Posts: 2
Registered: ‎12-22-2017
Accepted Solution

Divorced on December 15, 2017. How to proceed with 2017 taxes?

My divorce was final on December 15, 2017. My ex-wife and I have been filing jointly for years. Can we continue to do that for 2017 as married-jointly and then start fresh as individuals in 2018? Thank you for the help!

Esteemed Neighbor
Posts: 217
Registered: ‎02-28-2016

Re: Divorced on December 15, 2017. How to proceed with 2017 taxes?

You should each file SINGLE.

 

IRS rules.

Marital Status. Your marital status on the last day of the year is your marital status for the entire year.

Single Filing Status. Single filing status generally applies if you are not married, divorced or legally separated according to state law.

Pioneer
Posts: 2
Registered: ‎12-22-2017

Re: Divorced on December 15, 2017. How to proceed with 2017 taxes?

Thanks. This is what I suspected but wanted to confirm. Much appreciated.

Esteemed Neighbor
Posts: 217
Registered: ‎02-28-2016

Re: Divorced on December 15, 2017. How to proceed with 2017 taxes?

Another option MAY be 'head of household'. You must meet several conditions.

https://www.efile.com/irs-head-of-household-tax-filing-status/

Trusted Council Member
Posts: 6,191
Registered: ‎02-23-2016

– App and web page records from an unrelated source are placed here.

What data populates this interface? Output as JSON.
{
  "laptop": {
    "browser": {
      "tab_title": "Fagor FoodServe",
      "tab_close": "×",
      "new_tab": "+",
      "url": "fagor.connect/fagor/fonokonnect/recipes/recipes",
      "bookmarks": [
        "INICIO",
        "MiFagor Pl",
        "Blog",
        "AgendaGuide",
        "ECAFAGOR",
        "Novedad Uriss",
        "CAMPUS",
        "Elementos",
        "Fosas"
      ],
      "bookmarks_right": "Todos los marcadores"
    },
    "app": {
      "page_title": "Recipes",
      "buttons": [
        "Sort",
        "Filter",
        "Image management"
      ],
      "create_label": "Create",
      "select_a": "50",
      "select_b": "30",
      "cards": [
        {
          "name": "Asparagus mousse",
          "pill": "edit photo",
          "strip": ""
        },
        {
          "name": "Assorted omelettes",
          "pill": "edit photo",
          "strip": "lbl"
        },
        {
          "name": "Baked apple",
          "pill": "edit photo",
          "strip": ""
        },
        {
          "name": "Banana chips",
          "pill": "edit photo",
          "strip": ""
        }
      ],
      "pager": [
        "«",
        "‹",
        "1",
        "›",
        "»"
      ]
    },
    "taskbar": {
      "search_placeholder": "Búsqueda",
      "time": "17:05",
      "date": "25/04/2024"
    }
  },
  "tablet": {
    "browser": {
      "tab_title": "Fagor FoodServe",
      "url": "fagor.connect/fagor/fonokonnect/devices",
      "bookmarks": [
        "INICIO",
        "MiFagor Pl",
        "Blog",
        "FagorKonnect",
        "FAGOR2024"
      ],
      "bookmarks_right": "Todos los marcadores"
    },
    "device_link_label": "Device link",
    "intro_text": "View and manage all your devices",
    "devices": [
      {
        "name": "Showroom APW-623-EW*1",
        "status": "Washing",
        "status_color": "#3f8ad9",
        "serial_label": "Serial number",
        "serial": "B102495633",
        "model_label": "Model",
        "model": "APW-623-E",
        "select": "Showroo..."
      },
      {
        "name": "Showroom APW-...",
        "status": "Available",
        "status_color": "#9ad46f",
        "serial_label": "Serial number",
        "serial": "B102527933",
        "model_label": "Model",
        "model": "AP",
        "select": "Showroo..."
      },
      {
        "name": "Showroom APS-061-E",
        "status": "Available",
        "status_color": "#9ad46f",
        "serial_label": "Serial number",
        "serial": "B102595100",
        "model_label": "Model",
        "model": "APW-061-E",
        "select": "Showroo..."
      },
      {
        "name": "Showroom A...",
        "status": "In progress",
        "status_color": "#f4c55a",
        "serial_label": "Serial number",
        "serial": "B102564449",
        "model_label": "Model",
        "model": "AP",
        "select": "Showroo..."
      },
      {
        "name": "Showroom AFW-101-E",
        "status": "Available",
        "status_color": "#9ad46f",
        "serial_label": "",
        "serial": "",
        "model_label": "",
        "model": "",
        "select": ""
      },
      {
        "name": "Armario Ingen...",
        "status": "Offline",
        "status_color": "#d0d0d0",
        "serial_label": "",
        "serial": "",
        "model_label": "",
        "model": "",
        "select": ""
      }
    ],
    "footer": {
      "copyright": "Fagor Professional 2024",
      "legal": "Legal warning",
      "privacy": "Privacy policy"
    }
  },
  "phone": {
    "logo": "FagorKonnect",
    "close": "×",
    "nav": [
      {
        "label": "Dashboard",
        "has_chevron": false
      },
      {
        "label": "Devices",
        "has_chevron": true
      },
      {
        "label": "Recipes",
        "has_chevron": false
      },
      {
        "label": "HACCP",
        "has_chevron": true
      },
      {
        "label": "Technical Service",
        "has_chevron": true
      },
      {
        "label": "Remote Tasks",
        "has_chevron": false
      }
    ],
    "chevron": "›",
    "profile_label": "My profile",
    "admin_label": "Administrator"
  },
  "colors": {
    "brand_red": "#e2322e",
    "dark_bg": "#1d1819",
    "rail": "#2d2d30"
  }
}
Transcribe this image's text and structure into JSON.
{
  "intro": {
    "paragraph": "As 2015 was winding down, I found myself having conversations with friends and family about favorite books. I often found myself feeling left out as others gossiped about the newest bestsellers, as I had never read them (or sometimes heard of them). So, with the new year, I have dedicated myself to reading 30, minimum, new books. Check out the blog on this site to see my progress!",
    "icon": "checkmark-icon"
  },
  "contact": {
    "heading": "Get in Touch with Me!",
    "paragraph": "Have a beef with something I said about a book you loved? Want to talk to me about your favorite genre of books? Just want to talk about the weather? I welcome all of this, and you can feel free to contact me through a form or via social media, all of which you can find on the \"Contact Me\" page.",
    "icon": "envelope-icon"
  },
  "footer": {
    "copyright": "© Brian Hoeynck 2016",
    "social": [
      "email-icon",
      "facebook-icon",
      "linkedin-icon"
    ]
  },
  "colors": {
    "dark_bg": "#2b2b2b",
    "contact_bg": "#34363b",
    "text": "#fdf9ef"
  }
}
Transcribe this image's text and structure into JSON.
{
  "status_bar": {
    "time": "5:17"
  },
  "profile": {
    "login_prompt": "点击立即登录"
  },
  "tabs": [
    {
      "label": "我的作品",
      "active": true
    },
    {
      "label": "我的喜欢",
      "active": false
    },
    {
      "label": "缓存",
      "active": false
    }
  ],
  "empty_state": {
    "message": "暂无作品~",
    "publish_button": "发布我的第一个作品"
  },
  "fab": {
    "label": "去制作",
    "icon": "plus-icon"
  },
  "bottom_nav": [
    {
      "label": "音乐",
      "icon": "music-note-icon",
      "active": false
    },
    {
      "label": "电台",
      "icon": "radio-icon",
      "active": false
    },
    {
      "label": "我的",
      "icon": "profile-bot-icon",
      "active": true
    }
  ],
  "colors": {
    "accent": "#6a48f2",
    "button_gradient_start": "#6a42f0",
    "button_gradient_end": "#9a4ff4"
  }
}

Re: Divorced on December 15, 2017. How to proceed with 2017 taxes?

Hi HoosierFlute,

 

 

Welcome to the H&R Block community.

 

BluesDog is correct that you should file as a single taxpayer since your divorce was finalized before December 31st.  The Head of Household filing status will benefit you more though if you qualify, so I would like to expand on that a little bit for you.

 

In order to file as a head of household you must:

  1. have a qualifying child or have a qualifying relative who is related to you (grandmother, grandfather, mother, father, son, daughter, sibling, etc.)
  2. pay more than 50% of the upkeep costs of your home (rent or mortgage, utilities, repairs, insurance, food)
  3. have paid the upkeep costs of your own home for the entire year

 

A qualifying child must:

  1. be related to you
  2. provide less than 50% of his or her own support
  3. not file a joint return with another taxpayer
  4. live with you for more than half of the year
  5. be under age 18, or under age 24 and in school full time
  6. not be the dependent of another taxpayer

 

A qualifying relative who is related to you must:

  1. earn less than $4,050 for the entire year
  2. receive more than 50% of their support from you
  3. not file a joint return with another taxpayer
  4. not be the dependent of another taxpayer

 

 

If you have any other questions I'll be glad to help.

 

Louis,

Senior Tax Advisor (Tampa, FL)